Anyway... so I looked at Kara's work and I felt this archetypical guilt again and found that I was actually trying to force myself to dislike it.. because it was oh so wrong to "like" it.. but it just wouldn't work.

But what I felt was intense... it felt like having to vindicate myself for being born on the wrong/right side of things. For having some kind of unjustified birthright I didn't do anything for. For belonging to the fortunate half of humanity and therefore being the cause that the other half is less fortunate.

When I asked myself why her works felt so familiar to me, I realised that they reminded me of a little graphic that I often stared at in my grandma's house (and that I think is still hanging there on the neatly tiled wall in the toilet, a little left of the washing basin).

It was an old cracked simplified 4-panelled 30s graphic showing a little naked black boy (he was neither African, nor Afro-American.. he was just black. Pitch-black. #000000) with big blood-red lips, golden Creole earrings, shiny black curls around his happy heart-shaped face, huge happy eyes and ridiculously bright teeth and he was showing me how to correctly brush my teeth. I don't think he was wearing a bone in his curls or pierced through his septum, but you get the general idea.

Because the little black boy (who seemed to have no worries in his life apart from keeping his happy white teeth shiny for me to look at) fascinated me so much, it remained my favourite corner of her house for a long, long time (mainly because I was terrified of all the dusty Catholic devotionalia in her house... above all the crucifix with the purple silk scarf around an emaciated Jesus hanging above the dinner table and who - I was convinced - would eventually fall down on my head and pierce my brain... which is why I always wanted to sit at the end of the table).

Cotton Hoards in Southern Swamp by Kara Walker, 2005

I must have been around the age of 7, when I learned from my primary school dentist (who always carried a huge red toothbrush, a massive plastic jaw and yucky Elmex gelée that should have tasted of strawberries but didn't) that the little black boy's circulating brushing technique was actually totally wrong and that we all must immediately switch to the amazing red-to-white technique that he demonstrated on his monster jaw with his giant toothbrush of doom.

However, I still liked looking at the happy little naked black boy, but at the same time, a feeling of guilt and shame crept in and I began to realise that there were no people like him out there and that - just like my other friend, Uncle Ben - he was nothing but the white fantasy of the careless, brainless black boy and that I couldn't look him straight in the eyes if I ever did meet his human-like template.

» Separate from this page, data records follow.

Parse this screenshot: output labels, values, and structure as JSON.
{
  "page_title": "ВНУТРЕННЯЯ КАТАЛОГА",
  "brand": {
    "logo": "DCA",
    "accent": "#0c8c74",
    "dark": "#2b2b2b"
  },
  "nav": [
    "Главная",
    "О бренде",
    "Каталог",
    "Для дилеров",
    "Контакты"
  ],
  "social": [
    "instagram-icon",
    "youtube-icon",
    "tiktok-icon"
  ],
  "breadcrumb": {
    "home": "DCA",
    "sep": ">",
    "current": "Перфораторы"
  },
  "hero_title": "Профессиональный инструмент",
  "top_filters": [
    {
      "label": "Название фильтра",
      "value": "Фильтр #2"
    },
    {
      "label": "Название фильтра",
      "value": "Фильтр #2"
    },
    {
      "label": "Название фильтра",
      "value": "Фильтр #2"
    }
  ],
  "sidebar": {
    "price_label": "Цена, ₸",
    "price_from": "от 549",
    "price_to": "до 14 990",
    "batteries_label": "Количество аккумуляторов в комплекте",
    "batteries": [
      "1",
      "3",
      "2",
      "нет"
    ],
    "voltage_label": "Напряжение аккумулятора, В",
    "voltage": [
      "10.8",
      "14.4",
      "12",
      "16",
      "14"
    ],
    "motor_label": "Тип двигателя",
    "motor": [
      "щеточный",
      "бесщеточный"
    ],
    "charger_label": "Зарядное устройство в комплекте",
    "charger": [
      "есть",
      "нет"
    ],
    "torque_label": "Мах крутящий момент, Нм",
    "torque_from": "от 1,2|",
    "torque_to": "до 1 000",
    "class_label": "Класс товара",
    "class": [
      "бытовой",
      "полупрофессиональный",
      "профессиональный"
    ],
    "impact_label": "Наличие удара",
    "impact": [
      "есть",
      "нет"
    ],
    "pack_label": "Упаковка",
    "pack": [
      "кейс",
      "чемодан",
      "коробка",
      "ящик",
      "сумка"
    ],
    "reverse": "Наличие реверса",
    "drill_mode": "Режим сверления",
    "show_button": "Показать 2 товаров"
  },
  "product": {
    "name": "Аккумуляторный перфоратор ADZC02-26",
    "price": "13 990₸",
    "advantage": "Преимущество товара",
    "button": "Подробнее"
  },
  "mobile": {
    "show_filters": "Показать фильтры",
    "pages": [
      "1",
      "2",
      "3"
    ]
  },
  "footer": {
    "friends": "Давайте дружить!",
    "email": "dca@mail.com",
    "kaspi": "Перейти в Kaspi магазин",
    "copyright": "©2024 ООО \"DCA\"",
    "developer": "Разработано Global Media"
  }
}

It's shocking to see what power certain iconography can have on our subconsciousness and that it takes maybe a lifetime to fight against the visual stereotypes of your childhood. But it's an important struggle.

A few years later, when I saw the protest of Tommie Smith and John Carlos at the 1968 Olympics on TV, I got that overmastering feeling of empowerment, commitment and responsibility that I still get whenever I see people oppose and revolt for a just cause. The feeling you get when you're demonstrating with a crowd of like-minded people and become one giant thousand-armed & -legged ball of power. One fist.

So I was spellbound when I saw their clenched fists and their eyes turned towards the ground. And I cried. I sat there crying alone in front of the TV because I knew that they'd never see this little white kid crying for and with them and I'd never get to tell them that I am sorry for everyone who was never sorry in their lives and that I felt responsible.

I feel tempted to go back to my granny's house and stick a tiny clenched fist over the little naked black boy's toothbrush.

Kara Walker's My Complement, My Enemy, My Oppressor, My Love show is opening tomorrow, March 2, with an artist talk at Hammer Museum in L.A.

Artist talk: March 2, 4 PM, with Kara Walker & Gary Garrels (chief curator)

On show: March 2 - June 8, 2008

Address: Hammer Museum, 10899 Wilshire Blvd, Los Angeles, CA 90024, tel: 310.443.7000 | Map

View selected works

Watch video interview with Kara, 2007